England, 1972-73. A French man in the UK North Sea. A builder and an adventurer at heart, my dad, Jean-Louis, overlooked the construction of a "jacket", the metallic structure that supports an oil offshore platform. This was the day the "jacket" set sail in the North Sea.
Two years today since my dad went to the other side. Time for a letter...
It’s been two years to the day since you passed to the other side. I miss you. Thank goodness, I feel your presence. Always.
After you passed, mom asked me what I wanted to keep out of all your stuff. Your hi-fi music system—the one you bought in England in the late 70’s--and your collection of vinyls were the first things that came to my mind. While I was in France this past month, I listened to your music, many from Latin America--samba, bossa nova, flute of the Andes—while lying down on the couch. With my eyes closed, I could see you sitting in your rocking chair in our living room, savoring your music—something you used to do for hours.
You’ve always loved music and dancing. Oh man, you had so much fun telling me over and over again how you first met mom. You saw her at a dance in an Italian neighborhood right next to Paris, when you were both 19. You invited her to dance. She first turned you away before finally accepting a dance with you--unable to resist to your charm, as you always said. Since then, you two danced every time you had a chance.
Naturally, I’ve always loved dancing too.
You had a work capacity that was out of the ordinary. It was fueled by the fear you always had of not having a roof above your head. Your family marginalized you when you were 17, so you left home, and slept under the staircase of Parisian apartment buildings until you had enough money to afford a hotel room.
Remember when I was five or six? As a carpenter, you brought me with you in your Parisian workshop on Saturdays. Ah the smell of wood… A little later, you sometimes took me with you when you supervised workers on construction sites. You talked with them about the week’s work while we all had charcuterie together for morning break. That’s taught me to adapt anywhere. Today, I cruise from one community to the next, in Atlanta, regardless of people’s economic status, religion, color, and whatever other characteristics.
You had the soul of a sailor and worked on the oceans, on oil rigs, for over 20 years. Maybe that’s got something to do with me living at the other end of the world.
A disease is a shortcut.
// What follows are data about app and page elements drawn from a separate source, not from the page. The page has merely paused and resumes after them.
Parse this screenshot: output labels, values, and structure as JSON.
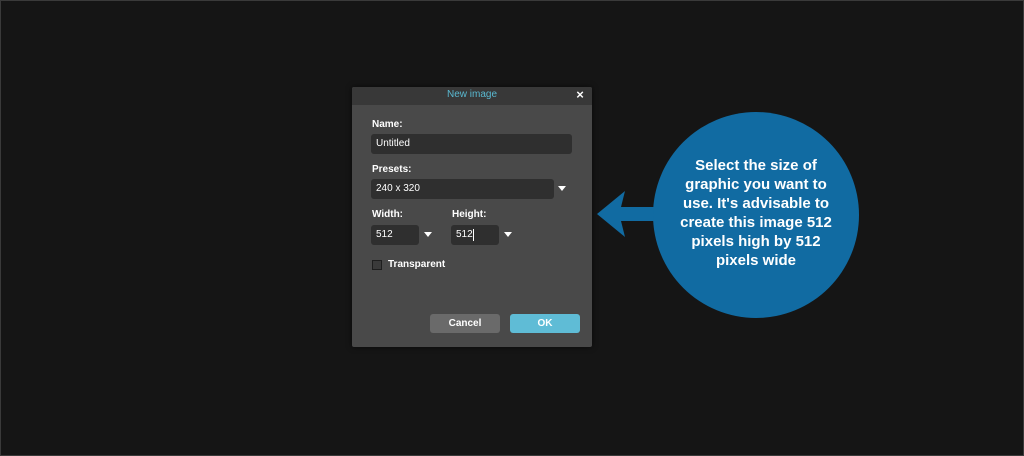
{
  "dialog": {
    "title": "New image",
    "close_symbol": "×",
    "name_label": "Name:",
    "name_value": "Untitled",
    "presets_label": "Presets:",
    "presets_value": "240 x 320",
    "width_label": "Width:",
    "width_value": "512",
    "height_label": "Height:",
    "height_value": "512",
    "transparent_label": "Transparent",
    "transparent_checked": false,
    "cancel_label": "Cancel",
    "ok_label": "OK"
  },
  "callout": {
    "text": "Select the size of graphic you want to use. It's advisable to create this image 512 pixels high by 512 pixels wide",
    "arrow_icon": "left-arrow-icon"
  },
  "colors": {
    "background": "#151515",
    "dialog": "#494949",
    "titlebar": "#383838",
    "accent": "#5fbcd6",
    "callout": "#116ba2"
  }
}
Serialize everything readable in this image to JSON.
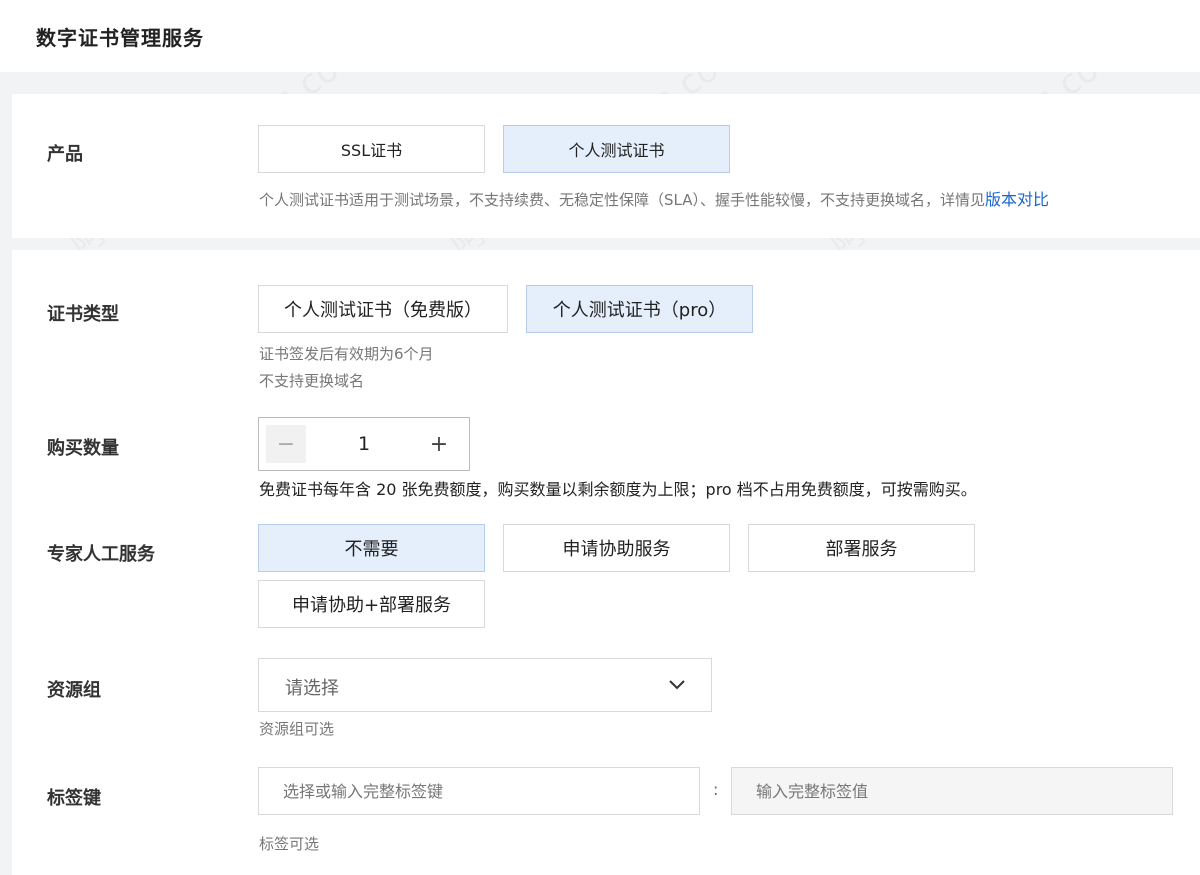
{
  "header": {
    "title": "数字证书管理服务"
  },
  "product": {
    "label": "产品",
    "options": [
      "SSL证书",
      "个人测试证书"
    ],
    "hint": "个人测试证书适用于测试场景，不支持续费、无稳定性保障（SLA）、握手性能较慢，不支持更换域名，详情见",
    "hint_link": "版本对比"
  },
  "cert_type": {
    "label": "证书类型",
    "options": [
      "个人测试证书（免费版）",
      "个人测试证书（pro）"
    ],
    "hint1": "证书签发后有效期为6个月",
    "hint2": "不支持更换域名"
  },
  "quantity": {
    "label": "购买数量",
    "minus": "−",
    "value": "1",
    "plus": "+",
    "hint": "免费证书每年含 20 张免费额度，购买数量以剩余额度为上限；pro 档不占用免费额度，可按需购买。"
  },
  "expert": {
    "label": "专家人工服务",
    "options": [
      "不需要",
      "申请协助服务",
      "部署服务",
      "申请协助+部署服务"
    ]
  },
  "resource_group": {
    "label": "资源组",
    "placeholder": "请选择",
    "hint": "资源组可选"
  },
  "tag": {
    "label": "标签键",
    "key_placeholder": "选择或输入完整标签键",
    "separator": ":",
    "value_placeholder": "输入完整标签值",
    "hint": "标签可选"
  },
  "colors": {
    "selected_bg": "#e5eefb",
    "selected_border": "#b7cdf0",
    "link": "#1a66d2"
  }
}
Shortly before you passed, you succeeded to give yourself over to softness in our relationship. Remember our very last phone conversation? You told me how proud you were of me--of the way I had fought to become a yoga therapist--in America, on top of that. You said “chapeau!” (“hats off!”) to the fact I never gave up on my dream of teaching my own style of yoga. With those powerful words, you finally recognized who I was.
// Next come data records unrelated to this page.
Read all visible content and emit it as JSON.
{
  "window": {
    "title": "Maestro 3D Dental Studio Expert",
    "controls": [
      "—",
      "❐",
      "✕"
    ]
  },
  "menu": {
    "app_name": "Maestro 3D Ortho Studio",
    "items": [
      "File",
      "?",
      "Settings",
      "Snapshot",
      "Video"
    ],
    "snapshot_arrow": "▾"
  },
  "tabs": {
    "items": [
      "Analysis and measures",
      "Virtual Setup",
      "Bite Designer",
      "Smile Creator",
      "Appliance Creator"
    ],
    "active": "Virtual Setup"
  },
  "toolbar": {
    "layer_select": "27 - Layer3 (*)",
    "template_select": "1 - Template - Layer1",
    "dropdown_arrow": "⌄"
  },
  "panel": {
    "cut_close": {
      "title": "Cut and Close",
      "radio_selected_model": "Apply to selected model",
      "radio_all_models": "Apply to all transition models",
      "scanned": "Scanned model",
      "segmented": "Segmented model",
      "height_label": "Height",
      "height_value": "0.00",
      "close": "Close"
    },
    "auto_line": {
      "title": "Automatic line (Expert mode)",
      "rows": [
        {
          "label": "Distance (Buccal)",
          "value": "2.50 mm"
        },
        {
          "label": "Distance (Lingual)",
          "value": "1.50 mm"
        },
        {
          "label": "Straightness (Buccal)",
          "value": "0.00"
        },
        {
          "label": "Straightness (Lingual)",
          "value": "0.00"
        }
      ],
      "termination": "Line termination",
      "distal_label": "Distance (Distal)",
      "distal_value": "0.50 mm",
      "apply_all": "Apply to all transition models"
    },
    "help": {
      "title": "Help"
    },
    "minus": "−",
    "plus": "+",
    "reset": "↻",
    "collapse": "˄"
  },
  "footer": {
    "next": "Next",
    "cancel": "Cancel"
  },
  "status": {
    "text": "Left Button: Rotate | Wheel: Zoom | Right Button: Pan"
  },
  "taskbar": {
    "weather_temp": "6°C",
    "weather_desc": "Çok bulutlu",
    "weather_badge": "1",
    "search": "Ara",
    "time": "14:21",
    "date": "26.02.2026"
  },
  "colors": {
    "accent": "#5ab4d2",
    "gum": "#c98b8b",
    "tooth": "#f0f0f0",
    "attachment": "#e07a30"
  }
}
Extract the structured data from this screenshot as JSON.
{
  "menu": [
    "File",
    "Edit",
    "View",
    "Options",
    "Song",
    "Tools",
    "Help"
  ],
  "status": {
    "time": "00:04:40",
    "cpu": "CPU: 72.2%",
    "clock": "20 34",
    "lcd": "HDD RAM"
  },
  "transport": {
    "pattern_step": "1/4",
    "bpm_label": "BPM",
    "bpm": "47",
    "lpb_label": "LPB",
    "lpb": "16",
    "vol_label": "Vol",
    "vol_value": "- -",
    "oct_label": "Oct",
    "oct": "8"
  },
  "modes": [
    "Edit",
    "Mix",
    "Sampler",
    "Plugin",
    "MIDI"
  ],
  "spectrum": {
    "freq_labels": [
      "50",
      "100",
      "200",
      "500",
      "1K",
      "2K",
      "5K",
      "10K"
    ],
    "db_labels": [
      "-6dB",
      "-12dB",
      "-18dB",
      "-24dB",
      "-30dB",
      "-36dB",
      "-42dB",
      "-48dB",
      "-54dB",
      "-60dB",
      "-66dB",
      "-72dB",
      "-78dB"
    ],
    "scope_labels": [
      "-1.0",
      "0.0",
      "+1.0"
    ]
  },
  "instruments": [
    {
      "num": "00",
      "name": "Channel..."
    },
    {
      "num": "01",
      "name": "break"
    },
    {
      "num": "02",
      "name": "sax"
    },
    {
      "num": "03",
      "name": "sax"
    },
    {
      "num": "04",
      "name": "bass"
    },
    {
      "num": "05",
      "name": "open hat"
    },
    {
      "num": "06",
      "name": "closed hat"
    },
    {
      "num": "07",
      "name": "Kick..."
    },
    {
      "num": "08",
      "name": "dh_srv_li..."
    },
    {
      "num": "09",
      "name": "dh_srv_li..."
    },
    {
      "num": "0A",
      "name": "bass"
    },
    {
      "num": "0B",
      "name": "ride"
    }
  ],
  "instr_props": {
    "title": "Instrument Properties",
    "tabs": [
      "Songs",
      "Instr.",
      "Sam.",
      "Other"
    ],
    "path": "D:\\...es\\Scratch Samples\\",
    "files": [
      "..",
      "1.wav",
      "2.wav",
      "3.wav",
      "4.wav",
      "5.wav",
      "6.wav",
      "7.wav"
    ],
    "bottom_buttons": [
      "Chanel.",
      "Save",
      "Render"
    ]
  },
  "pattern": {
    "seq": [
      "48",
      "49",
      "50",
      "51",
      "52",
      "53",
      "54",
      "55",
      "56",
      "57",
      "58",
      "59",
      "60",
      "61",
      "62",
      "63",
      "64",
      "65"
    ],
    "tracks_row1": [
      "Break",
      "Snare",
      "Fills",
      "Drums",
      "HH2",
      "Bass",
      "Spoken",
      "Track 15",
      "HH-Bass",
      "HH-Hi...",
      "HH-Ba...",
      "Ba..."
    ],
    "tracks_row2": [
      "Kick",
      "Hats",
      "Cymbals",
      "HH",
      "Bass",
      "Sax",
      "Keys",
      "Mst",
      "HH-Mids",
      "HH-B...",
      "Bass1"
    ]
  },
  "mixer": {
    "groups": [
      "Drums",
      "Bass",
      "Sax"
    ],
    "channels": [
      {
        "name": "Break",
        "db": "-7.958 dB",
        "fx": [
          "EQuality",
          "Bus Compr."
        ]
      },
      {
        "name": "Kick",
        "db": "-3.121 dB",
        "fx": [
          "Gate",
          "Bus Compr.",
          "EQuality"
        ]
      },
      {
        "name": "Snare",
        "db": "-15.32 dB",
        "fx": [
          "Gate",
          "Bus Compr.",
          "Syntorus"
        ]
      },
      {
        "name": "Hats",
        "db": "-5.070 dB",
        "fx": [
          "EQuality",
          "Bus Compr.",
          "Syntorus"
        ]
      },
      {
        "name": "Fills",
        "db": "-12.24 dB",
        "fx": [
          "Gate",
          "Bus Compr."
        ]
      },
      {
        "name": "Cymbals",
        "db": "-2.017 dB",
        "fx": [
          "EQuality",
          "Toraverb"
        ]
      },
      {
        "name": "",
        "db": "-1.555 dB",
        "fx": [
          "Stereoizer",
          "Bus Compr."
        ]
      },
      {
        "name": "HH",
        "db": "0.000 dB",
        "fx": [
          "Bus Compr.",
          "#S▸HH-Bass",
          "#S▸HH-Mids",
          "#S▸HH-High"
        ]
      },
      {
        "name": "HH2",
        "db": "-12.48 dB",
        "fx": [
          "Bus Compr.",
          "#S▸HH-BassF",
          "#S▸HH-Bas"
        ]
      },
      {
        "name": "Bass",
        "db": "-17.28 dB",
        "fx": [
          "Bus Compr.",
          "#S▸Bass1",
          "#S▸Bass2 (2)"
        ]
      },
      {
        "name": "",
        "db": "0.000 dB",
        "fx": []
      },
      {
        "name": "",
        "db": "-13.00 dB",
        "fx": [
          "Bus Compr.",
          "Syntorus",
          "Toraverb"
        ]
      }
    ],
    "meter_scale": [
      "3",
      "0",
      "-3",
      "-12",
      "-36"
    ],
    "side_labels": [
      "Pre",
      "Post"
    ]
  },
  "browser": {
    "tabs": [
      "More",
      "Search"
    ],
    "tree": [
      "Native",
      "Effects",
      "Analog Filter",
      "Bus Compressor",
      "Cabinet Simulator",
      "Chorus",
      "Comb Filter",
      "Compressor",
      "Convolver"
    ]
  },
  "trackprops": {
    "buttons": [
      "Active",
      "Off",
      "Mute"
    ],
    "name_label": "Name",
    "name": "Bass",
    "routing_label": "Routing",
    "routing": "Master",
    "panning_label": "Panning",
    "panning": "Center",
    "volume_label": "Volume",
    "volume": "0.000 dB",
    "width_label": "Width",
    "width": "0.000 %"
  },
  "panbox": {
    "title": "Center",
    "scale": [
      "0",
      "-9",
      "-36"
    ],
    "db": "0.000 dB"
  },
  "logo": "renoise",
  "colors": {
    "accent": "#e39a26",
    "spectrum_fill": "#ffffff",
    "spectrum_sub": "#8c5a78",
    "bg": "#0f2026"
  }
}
My yoga activity is starting to take off. Can you imagine? I’m actually helping people dance their body and soul through yoga, and recognize who they are. Doesn’t it all make sense, now?
This coming weekend, I’m going to South Carolina, to a festival which will be followed by my friend Stacie’s wedding on the day of the total solar eclipse. My astrologer friend, Randy, says, “Solar eclipses help us to identify the crapola that we need to really, really, really work on. They are a living metaphor. They remind us... They warn us of our most serious needs both individually and collectively. They are not easy to navigate sometimes largely because the truth hurts and we feel naked and weak at such times“. I can feel my own “crapola“ come up today –fear, fear of love mainly. This morning, during my meditation, I heard you whisper, “Let the fear go, ma cherie, you’ll be fine. And I’ll be always here for you anyway“.
I’ll see what I can do, I promise, pa.